There are further questions to be asked about the effectiveness of the UN framework to solve cyber conflict. Firstly, how does cyber fit into the international peace and security context? Among the Security Council’s determination of what constitutes threat to international peace and security, such examples would be the situation in Libya (2010-2011) with regards to the violence and use of force against civilians (see resolution) and the use of chemical weapons in the context of the civil war, referring to the case in Syria (2012-2013) (see resolution). So far, the Security Council has not convened a formal meeting dedicated purely to the use of ICTs and/or cyber operations as a standalone issue. Is this an indication that disrupting online services, damaging industrial control systems or defacing websites are not matters of international peace and security?
Secondly, is the UN First Committee the optimal venue to discuss the use of ICTs, or more precisely, constraining the misuse of ICTs? Due to the Committee’s context and mandate, it shaped and continues to feed this dialogue of “cyber” among states with a politico-military rationale. It is clear that accelerating ICT maturity and innovation was threatening for some states when the first call was made in 1998. Over twenty years, however, the interests and the motivations of (some) states have changed, and there may now be no genuine appetite for a solution.

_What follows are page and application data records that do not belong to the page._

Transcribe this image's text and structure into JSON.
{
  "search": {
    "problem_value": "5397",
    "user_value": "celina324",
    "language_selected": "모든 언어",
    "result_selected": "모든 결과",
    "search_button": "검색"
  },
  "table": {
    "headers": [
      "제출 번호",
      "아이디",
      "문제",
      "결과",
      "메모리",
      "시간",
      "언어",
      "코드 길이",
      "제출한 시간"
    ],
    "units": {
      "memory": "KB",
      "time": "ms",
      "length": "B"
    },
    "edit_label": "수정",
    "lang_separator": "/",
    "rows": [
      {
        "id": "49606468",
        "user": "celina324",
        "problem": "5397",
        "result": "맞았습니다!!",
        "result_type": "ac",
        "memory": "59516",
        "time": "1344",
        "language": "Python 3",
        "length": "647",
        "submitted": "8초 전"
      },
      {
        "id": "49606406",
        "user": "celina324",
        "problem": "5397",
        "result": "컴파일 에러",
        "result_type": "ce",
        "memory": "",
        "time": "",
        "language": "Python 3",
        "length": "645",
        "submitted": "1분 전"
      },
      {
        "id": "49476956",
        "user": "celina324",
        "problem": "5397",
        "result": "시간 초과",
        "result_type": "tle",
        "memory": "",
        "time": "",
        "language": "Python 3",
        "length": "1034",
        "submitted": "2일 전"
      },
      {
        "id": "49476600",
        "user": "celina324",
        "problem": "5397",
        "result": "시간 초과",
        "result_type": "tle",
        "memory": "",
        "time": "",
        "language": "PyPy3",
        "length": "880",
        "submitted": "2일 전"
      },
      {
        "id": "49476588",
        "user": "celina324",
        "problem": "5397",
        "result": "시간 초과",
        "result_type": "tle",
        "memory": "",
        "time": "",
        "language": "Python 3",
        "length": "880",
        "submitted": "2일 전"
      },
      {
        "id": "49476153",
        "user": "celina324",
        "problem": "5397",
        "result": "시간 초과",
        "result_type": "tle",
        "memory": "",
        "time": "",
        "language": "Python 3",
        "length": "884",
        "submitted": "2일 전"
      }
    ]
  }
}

Thirdly, even where the GGE/OEWG offered recommendations, they are not binding. Moreover, it is difficult to envision the implementation of these recommendations among adversaries.

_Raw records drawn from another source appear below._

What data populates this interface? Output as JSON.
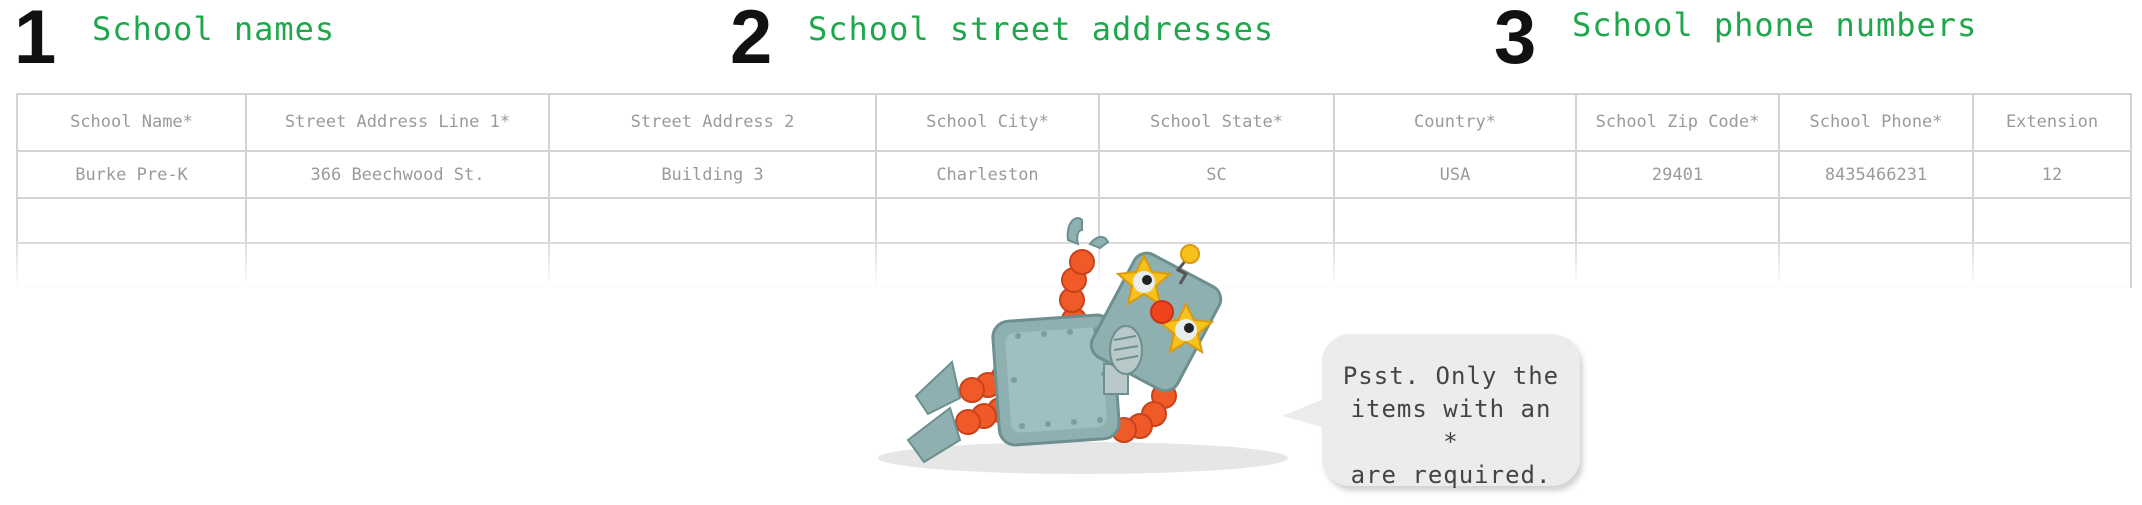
{
  "steps": [
    {
      "number": "1",
      "label": "School names"
    },
    {
      "number": "2",
      "label": "School street addresses"
    },
    {
      "number": "3",
      "label": "School phone numbers"
    }
  ],
  "table": {
    "headers": [
      "School Name*",
      "Street Address Line 1*",
      "Street Address 2",
      "School City*",
      "School State*",
      "Country*",
      "School Zip Code*",
      "School Phone*",
      "Extension"
    ],
    "rows": [
      [
        "Burke Pre-K",
        "366 Beechwood St.",
        "Building 3",
        "Charleston",
        "SC",
        "USA",
        "29401",
        "8435466231",
        "12"
      ]
    ]
  },
  "speech_bubble": {
    "text": "Psst. Only the\nitems with an *\nare required."
  },
  "colors": {
    "step_label": "#1ea84b",
    "step_number": "#111111",
    "grid_line": "#d3d3d3",
    "grid_text": "#9a9a9a",
    "bubble_background": "#ececec",
    "robot_body": "#8fb0b1",
    "robot_limbs": "#f05a28",
    "robot_glasses": "#f7c21c"
  },
  "illustration": {
    "robot_icon": "robot-mascot-icon"
  }
}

By analyzing these recommendations and the dynamic in general at the UN, it is to be concluded that states should help themselves. States should protect their infrastructure, assets, society and build resilience in all aspects – technical and non-technical.

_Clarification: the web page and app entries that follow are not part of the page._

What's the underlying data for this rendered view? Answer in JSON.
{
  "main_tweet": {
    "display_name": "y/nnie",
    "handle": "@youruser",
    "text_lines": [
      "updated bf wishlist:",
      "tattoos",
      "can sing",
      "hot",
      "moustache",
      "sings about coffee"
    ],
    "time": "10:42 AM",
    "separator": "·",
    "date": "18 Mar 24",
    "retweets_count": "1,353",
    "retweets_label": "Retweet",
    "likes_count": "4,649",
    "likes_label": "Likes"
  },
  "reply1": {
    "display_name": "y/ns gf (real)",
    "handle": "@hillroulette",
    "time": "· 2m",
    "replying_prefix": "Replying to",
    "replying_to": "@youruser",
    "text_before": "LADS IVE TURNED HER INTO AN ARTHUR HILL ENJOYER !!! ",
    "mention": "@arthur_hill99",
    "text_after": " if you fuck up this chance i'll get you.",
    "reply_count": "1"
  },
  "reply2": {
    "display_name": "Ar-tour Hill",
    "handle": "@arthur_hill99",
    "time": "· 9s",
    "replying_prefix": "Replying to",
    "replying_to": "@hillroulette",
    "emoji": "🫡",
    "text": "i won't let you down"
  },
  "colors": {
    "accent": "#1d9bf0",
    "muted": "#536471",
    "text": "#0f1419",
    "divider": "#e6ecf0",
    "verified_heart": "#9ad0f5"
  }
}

For Armenia, these observations highlight several policy actions:
First, domestically define what the optimal level of digital dependency would be for which particular services. What is the digital posture and model that Armenia wishes to develop and how can ICTs support or perhaps undermine Armenia’s strategic goals and objectives?
Further, implement a coordinated and defense-in-depth strategy that would entail increasing the security of digitalized (critical) infrastructure and essential services by rigorously imposing and supporting the implementation of security measures countrywide.
To ensure broad preparedness and prevention against cyber-attacks and their effects, continuously educate the local population on cyber risks and the implications of malicious cyber activities.
Determine which international processes would help achieve Armenia’s strategic goals and devise clear input for relevant international discussions. For instance, this can be achieved through state responses at UN processes.
Acknowledgements: The author expresses her gratitude to Eneken Tikk and Mika Kerttunen of the Cyber Policy Institute for their guidance on UN processes.
After Azerbaijani forces began shelling Armenian positions on the international border between the two countries on July 12, Azerbaijani hackers launched cyber attacks on a number of Armenian state and media websites and vice versa. Digital security consultant and co-founder of CyberHub Artur Papyan explains the logic, history and potential danger of this hybrid warfare.